Another term for indirect costs is 'F&A', named for the two separately calculated components which make up a combined indirect cost rate:  (1) Facilities, and (2) Administration.  Our full on-grounds indirect cost rate for sponsored activities includes both these components; the off-grounds rate includes only administration.  The federal government currently caps the administration component of indirect cost rates at 26%; the facilities portion of UVA's full on-grounds rate increased to 32% effective July 1, 2015.  Therefore, our full on-grounds F&A rate for sponsored activities is 58%.  The on-grounds F&A rate will increase to 61% as of July 1, 2017. The University has a published policy concerning the application of indirect costs in grant budgets and the process by which a waiver can be requested.

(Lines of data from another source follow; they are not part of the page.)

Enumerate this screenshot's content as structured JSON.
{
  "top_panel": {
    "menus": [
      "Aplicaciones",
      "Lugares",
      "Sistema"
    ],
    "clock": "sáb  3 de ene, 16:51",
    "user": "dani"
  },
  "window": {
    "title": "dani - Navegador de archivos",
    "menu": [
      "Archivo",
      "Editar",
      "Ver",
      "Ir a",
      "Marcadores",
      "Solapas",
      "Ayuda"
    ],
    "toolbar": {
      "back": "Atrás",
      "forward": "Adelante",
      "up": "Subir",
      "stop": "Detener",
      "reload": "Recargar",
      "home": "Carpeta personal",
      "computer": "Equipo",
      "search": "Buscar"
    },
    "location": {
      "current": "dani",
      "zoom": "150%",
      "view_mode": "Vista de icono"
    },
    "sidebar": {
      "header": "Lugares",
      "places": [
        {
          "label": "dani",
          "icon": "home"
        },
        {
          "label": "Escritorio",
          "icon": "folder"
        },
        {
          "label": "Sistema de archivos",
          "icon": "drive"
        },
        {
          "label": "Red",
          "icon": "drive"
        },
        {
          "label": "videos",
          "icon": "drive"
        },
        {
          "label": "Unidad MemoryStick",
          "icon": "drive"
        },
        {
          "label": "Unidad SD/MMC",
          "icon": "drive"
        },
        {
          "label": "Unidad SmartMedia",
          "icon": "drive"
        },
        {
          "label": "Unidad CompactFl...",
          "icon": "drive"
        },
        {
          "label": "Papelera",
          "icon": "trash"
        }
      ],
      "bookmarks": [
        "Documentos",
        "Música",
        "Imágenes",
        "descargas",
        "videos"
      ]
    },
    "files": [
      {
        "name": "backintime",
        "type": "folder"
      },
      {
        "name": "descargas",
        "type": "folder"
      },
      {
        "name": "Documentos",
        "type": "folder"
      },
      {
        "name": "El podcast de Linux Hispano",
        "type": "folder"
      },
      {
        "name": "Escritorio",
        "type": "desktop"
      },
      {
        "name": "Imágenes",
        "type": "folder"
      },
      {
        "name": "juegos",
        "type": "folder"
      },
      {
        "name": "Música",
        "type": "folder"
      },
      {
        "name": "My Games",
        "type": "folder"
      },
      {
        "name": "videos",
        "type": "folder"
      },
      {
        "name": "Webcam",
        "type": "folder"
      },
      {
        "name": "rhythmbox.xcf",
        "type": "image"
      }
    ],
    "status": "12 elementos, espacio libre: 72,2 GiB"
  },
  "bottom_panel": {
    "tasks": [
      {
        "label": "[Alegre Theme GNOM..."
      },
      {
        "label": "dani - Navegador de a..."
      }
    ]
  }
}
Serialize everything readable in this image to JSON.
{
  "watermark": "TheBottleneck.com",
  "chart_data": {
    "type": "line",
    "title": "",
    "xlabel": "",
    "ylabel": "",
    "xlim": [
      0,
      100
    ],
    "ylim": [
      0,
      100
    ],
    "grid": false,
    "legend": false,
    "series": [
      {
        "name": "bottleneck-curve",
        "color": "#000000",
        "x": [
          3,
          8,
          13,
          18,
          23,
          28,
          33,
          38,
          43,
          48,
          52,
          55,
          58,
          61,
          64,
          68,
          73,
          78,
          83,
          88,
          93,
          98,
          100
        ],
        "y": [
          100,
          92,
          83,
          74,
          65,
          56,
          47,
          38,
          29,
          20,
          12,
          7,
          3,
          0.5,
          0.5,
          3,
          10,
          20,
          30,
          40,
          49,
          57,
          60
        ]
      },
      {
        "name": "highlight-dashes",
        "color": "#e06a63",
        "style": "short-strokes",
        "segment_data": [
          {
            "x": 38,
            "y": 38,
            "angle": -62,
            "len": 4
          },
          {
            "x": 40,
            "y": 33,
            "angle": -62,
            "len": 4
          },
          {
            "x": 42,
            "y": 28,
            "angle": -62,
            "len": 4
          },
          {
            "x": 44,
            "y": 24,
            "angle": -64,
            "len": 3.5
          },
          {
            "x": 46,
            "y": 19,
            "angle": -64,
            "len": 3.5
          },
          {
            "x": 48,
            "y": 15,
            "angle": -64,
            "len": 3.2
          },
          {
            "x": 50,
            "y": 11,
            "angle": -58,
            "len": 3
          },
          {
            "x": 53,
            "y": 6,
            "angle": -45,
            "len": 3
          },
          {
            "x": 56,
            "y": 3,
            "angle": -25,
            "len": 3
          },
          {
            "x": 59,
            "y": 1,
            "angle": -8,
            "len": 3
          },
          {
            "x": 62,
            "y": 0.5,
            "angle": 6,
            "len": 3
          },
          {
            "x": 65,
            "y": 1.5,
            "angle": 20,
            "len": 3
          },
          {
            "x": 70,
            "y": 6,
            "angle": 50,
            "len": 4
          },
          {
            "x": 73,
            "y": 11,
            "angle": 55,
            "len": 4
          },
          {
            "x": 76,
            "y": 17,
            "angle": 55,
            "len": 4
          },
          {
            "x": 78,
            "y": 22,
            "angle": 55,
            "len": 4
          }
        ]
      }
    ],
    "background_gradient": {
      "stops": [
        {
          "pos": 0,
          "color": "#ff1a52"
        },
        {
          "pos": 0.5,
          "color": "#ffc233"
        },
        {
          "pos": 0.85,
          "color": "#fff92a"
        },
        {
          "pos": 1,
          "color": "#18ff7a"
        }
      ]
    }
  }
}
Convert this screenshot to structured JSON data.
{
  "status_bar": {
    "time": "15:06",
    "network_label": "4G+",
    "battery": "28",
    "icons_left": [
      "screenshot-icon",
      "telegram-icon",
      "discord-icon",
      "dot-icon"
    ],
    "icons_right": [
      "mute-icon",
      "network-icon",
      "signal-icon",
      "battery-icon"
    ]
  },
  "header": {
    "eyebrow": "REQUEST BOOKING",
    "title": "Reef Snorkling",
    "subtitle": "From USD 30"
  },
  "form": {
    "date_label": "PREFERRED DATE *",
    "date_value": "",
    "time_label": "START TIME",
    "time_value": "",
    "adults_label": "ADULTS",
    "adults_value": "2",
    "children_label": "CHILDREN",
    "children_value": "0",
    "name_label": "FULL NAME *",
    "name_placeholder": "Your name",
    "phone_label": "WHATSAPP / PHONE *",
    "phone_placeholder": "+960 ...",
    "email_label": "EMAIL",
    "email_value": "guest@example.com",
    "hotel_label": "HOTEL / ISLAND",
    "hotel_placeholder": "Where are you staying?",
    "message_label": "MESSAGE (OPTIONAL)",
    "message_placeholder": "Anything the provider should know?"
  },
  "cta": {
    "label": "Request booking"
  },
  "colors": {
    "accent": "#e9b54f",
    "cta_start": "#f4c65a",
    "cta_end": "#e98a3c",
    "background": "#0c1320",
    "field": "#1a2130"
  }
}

The off-grounds rate lacks the facilities component entirely and is made up of only the administration component.  Since administration is currently capped at 26%, that is our off-grounds indirect cost rate for all sponsored activity, whether research, instruction, or other activity. 

To complicate things, even when the sponsor allows use of the full on-grounds indirect cost rate in your budget, not all direct costs are necessarily included in the 'base' for calculating indirects.  For example, equipment items with a unit cost in excess of $5,000 are excluded from the base, as are tuition remission, rent of non-University owned office space, and the cost of individual subcontracts in excess of the first $25,000, regardless of the term of the subcontract. 

Budget Narrative/Justification

The budget justification/narrative is simply an explanation of the costs contained in your budget.  The sponsor and reviewers should be able to easily compare your budget narrative to the budget forms/dollar amounts and the research narrative.  For example, if you have stated in your research narrative that you will arrange for an outside evaluator in a particular year of your study, your budget should provide for an evaluator or consultant in that year.

Some sponsors want very detailed budget narratives; some are content with a minimal amount of narrative.  The NIH frequently requires submission of what is termed a 'modular' budget, i.e., funds are requested in blocks of $25,000 and a minimal budget narrative is provided that principally explains your personnel costs and touches on OTPS items only if they are unusual.  You will still have to prepare a detailed budget in order to get the proposal approved by UVA's Office of Sponsored Programs, but the detailed budget will be an internal tool and not be submitted to the sponsor.


last revised 2/15/2017; asb